Barbara Crafton writes:
“It makes every bit of sense for a person to whom faith is a matter of importance – even one who doesn’t think that all human sorrow can be magically prayed out the window – to hope that it will somehow illuminate the darkness of depression. We understand that nobody ever promised us a rose garden, but could we perhaps have a little light?”
Depression is a terrible liar
In a sense, depression is a temptation. It calls us. It whispers in our ear that all is lost and that we’ll never find our way back home. It’s a terrible liar, really. It spins the yarn that we’re worthless and there’s no point in living. And these messages repeat themselves over and over again in our minds and souls. And they all seem so true and unchangeable.
John Piper wrote in When Darkness Will Not Lift: Doing What We Can While We Wait for God – And Joy:
“…We should all fortify ourselves against the dark hours of depression by cultivating a deep distrust of the certainties of despair. Despair is relentless in the certainties of its pessimism. But we have seen again and again, from our own experience and others’, that absolute statements of hopelessness that we make in the dark are notoriously unreliable. Our dark certainties are not sureties.”
Who do You say I am?
One of the most powerful scenes in the Bible is when Jesus turns to Peter and says, “Who do you say I am?”
I like to imagine Jesus standing across from me. He’s looking directly into my eyes. I reach out to Him. and say, “Lord, who do You say I am?” It clearly isn’t what my depression judges me to be. Jesus is always affirming, always loving, always telling us just how precious we are. THAT is the voice we need to listen to and embrace.
A Light in the Darkness
Mother Teresa once wrote:
“If I ever become a saint—I will surely be one of ‘darkness,’” After her death, Many suggest that she suffered from clinical depression and long periods where she sought to understand God’s absence in the face of so much inner pain.
Therese Borchard writes:
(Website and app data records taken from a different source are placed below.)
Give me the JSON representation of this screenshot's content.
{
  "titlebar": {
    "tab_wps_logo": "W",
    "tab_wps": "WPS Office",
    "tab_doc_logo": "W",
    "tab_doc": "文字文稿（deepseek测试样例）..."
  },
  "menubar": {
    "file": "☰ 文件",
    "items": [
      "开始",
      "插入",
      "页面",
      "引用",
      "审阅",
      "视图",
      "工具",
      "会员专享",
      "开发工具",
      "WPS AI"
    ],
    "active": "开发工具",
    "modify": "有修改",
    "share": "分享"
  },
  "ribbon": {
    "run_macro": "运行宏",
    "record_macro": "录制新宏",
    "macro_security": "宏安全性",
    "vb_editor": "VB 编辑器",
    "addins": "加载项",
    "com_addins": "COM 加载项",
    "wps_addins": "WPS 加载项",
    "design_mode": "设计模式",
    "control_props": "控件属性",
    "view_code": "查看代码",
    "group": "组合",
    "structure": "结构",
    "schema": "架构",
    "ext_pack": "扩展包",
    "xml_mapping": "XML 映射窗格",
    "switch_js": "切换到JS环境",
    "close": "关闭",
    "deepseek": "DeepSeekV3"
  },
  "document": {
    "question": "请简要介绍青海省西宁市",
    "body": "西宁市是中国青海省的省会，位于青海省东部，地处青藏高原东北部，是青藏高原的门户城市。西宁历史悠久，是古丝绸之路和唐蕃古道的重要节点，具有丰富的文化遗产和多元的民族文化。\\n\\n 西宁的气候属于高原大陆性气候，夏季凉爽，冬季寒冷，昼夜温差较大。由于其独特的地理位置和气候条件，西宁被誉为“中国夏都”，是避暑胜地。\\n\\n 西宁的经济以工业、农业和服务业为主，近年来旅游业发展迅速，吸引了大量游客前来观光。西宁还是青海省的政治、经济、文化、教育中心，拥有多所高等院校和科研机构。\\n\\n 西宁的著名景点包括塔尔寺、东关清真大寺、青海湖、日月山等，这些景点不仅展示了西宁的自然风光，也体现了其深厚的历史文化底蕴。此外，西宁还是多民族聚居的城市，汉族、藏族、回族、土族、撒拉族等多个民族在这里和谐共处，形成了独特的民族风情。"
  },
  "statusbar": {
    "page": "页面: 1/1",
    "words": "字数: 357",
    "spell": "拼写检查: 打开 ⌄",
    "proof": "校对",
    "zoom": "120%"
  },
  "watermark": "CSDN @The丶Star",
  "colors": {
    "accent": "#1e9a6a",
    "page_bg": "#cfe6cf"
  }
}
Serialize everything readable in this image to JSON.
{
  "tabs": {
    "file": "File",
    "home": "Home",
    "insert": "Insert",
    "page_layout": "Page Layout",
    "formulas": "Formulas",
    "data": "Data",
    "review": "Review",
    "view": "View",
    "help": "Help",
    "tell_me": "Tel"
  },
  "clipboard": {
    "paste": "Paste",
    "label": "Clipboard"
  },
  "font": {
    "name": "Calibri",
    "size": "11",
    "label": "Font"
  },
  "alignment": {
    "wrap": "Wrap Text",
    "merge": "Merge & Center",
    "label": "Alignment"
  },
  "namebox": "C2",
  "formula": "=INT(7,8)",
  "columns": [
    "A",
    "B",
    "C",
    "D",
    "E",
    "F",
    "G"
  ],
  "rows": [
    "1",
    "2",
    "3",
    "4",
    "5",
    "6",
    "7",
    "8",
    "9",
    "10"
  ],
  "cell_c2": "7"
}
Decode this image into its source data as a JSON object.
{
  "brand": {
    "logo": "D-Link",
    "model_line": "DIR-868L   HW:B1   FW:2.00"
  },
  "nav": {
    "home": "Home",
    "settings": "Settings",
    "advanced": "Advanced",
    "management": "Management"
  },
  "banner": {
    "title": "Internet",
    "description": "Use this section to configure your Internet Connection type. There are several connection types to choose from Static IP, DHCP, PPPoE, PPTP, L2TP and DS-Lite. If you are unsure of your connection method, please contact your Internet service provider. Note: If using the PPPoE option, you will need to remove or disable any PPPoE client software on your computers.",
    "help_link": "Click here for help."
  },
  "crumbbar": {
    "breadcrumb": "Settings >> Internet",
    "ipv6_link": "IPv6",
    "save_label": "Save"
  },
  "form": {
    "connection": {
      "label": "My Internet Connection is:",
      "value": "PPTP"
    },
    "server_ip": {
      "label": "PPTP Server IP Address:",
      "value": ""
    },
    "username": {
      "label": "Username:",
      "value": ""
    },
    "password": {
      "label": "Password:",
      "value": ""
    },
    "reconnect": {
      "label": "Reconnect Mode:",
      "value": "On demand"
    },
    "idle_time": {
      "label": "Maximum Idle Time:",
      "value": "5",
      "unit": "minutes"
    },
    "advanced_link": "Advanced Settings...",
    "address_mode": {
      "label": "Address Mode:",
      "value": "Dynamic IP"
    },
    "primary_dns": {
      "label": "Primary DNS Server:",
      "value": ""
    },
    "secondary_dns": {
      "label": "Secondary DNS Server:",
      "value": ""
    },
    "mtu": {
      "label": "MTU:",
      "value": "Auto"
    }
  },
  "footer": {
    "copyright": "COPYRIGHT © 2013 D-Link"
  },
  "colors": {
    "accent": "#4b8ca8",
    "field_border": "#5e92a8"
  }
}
“I spent a week with Mother Teresa and her Sisters the winter of 1994. I stood beside her for about two hours as we distributed Christmas gifts to orphaned children. I sensed sadness in her. But her light overshadowed it. Unlike a person wrapped in severe depression, wearing the expression of despair, she exuded light and hope. When she prayed, her deep love for God was visible, even contagious.
This saint of darkness has much to teach me about how to live with inner anguish.
First of all, I should stop referring to my depression and anxiety as the “Black Hole,” (singular and capitalized), and call it, as Mother Teresa described her difficult places, the “dark holes.” Because the darkness is never black, or without any light at all. Her legacy is proof that hope and faith and love prevail, even in the dark night.”
A few years ago, I composed this prayer.
I am on my knees, because I don’t have the strength to stand up.
My strength is gone. I can’t deal with my depression by myself any longer.
I am lonely.
I call on You.
I have faith that Your strength is bigger than my depression,
that Your mercy and healing white light will show me the path home.
I am not alone.
You’re rod and staff comfort me as I walk through the valley of the shadow of depression
and there is nothing I shall fear.
So don’t lose hope. Don’t lose God. He’s working somewhere in the pain to heal you.
As Pope John Paul, II wrote:
“Do not abandon yourselves to despair. We are the Easter people and hallelujah is our song.”
By Daniel T. Lukasik, Copyright 2015